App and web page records
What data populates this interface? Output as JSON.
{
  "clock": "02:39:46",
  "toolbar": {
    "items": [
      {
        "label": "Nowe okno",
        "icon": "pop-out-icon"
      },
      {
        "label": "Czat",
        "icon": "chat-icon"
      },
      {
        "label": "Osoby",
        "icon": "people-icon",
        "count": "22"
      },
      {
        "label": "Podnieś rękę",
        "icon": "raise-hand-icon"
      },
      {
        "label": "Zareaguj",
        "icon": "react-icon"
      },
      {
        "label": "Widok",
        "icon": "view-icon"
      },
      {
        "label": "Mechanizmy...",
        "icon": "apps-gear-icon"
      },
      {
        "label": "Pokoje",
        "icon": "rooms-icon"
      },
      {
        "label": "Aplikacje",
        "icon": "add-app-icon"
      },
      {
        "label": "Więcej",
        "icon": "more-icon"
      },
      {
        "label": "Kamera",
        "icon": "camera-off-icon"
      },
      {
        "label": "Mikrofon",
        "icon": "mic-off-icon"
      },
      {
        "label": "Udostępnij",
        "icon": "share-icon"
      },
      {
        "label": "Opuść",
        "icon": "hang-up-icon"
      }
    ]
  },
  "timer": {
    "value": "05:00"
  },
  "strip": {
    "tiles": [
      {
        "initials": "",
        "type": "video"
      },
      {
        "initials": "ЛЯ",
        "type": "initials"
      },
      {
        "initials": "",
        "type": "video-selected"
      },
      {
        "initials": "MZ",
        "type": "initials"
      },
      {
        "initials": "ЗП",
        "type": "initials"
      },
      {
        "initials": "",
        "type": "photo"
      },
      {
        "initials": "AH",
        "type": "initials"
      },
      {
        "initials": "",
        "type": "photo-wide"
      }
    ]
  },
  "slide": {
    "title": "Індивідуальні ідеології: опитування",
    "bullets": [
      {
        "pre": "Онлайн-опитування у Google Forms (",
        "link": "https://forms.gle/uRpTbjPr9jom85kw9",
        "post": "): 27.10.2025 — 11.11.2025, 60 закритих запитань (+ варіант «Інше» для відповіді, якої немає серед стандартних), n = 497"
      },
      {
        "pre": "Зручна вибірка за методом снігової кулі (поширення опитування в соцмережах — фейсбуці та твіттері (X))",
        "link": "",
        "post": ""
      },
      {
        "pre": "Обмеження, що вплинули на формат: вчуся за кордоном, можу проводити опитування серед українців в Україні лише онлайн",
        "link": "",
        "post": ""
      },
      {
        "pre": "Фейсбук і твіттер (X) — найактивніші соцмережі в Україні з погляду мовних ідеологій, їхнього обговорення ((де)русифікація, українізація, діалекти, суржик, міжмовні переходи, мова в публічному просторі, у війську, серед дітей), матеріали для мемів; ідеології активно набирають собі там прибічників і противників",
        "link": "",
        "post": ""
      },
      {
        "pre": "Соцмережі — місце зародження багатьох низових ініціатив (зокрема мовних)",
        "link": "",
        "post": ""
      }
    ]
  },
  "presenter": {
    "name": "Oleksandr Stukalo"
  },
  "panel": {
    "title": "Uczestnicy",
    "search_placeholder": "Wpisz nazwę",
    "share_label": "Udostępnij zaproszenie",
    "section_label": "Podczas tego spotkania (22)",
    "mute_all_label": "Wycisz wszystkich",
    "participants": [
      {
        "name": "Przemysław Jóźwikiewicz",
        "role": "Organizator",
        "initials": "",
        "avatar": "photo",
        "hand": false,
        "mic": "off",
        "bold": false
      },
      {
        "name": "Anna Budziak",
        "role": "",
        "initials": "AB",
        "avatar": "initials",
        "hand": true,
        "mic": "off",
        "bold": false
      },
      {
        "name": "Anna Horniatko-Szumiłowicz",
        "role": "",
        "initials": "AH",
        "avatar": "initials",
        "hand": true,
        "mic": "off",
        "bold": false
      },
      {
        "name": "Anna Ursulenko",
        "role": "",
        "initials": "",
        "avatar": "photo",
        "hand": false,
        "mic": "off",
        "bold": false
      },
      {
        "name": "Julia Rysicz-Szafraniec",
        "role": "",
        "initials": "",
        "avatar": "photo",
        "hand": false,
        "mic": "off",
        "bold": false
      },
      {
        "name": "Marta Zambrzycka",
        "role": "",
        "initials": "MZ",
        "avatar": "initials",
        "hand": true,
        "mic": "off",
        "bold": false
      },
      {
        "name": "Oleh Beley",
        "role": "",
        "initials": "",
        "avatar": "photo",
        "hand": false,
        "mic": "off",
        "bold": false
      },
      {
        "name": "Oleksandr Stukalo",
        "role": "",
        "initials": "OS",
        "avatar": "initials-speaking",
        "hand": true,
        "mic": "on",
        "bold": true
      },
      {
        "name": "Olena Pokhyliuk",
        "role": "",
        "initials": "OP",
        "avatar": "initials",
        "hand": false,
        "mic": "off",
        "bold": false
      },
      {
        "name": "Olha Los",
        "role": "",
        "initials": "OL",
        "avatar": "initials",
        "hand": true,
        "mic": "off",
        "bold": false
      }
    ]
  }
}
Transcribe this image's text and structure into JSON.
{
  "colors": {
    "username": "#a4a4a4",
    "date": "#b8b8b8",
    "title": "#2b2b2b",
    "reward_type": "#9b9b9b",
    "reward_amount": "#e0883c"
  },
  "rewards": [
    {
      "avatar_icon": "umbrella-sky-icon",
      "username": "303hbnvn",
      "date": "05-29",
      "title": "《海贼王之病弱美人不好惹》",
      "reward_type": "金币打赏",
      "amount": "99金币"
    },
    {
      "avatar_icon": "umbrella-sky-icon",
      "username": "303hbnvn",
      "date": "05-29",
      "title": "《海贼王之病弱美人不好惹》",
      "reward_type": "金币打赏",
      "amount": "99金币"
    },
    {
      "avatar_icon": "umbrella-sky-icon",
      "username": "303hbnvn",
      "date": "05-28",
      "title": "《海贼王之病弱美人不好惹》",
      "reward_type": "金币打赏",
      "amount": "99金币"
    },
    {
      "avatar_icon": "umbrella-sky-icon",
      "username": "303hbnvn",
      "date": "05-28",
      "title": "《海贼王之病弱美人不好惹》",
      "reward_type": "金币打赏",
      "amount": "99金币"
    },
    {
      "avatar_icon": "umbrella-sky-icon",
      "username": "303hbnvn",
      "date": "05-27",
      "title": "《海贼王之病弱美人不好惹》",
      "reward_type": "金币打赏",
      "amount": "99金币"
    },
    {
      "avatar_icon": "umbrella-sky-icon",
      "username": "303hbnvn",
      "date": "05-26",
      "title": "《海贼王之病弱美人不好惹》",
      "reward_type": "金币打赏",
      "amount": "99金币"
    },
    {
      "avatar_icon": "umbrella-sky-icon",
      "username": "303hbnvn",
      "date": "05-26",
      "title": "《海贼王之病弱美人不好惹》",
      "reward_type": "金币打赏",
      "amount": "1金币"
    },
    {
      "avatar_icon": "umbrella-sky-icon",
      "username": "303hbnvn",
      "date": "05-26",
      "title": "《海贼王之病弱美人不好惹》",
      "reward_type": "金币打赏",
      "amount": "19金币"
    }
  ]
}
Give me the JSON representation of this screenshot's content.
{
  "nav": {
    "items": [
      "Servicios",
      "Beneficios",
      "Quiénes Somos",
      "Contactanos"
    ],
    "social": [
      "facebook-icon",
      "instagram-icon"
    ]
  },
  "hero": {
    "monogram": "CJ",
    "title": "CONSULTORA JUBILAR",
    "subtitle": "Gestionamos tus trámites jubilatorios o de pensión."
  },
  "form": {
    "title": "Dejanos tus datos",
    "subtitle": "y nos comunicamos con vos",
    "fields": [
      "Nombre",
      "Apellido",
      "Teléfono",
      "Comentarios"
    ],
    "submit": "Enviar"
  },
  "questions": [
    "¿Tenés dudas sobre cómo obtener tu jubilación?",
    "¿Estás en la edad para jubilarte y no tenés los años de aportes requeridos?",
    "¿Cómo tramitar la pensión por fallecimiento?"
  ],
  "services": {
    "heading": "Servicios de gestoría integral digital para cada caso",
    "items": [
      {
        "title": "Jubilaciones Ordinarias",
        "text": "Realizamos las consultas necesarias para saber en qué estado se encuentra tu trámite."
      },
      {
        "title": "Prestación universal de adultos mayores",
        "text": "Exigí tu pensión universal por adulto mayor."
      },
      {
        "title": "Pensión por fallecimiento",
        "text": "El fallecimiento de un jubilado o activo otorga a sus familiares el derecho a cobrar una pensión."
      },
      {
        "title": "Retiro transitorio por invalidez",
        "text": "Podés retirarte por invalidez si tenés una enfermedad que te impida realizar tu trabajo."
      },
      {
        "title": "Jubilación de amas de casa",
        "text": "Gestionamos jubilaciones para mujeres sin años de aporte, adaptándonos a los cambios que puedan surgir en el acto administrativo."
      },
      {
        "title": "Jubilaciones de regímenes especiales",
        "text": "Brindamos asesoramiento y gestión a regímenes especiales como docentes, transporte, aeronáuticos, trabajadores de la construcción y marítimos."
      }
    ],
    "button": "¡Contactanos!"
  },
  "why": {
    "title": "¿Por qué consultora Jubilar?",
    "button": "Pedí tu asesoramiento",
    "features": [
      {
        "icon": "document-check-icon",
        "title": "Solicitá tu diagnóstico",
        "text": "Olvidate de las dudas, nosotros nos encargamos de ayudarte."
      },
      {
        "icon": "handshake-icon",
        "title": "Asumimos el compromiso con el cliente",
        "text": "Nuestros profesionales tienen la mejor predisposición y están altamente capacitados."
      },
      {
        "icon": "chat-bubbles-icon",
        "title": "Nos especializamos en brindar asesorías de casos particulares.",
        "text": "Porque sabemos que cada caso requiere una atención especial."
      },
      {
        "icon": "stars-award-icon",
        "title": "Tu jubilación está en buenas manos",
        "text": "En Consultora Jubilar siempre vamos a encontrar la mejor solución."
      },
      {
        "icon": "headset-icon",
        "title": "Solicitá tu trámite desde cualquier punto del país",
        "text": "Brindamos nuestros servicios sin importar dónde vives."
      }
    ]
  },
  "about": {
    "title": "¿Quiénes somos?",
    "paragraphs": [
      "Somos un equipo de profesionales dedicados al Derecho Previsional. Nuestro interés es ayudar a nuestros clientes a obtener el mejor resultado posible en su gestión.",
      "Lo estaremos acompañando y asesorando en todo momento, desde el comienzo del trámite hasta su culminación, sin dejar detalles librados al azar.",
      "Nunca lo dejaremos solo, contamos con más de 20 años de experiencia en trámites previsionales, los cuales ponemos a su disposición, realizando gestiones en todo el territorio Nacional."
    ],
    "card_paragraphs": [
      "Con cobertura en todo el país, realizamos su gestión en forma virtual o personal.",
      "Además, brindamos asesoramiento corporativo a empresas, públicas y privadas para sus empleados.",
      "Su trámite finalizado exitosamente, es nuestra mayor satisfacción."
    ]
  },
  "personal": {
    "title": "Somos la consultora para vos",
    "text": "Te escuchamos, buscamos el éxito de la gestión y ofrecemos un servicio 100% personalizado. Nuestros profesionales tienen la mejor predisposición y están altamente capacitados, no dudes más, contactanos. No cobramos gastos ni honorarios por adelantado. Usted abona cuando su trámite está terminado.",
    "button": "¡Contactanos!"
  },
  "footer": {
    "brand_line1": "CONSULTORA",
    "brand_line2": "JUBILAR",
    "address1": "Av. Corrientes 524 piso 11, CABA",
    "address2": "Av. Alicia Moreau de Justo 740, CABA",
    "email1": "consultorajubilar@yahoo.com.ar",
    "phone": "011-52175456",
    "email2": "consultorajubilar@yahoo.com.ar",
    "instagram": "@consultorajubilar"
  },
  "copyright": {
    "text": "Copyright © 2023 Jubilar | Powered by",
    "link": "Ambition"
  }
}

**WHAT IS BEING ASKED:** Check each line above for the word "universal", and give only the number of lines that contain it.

**OUTPUT FOR THIS EXERCISE:** 2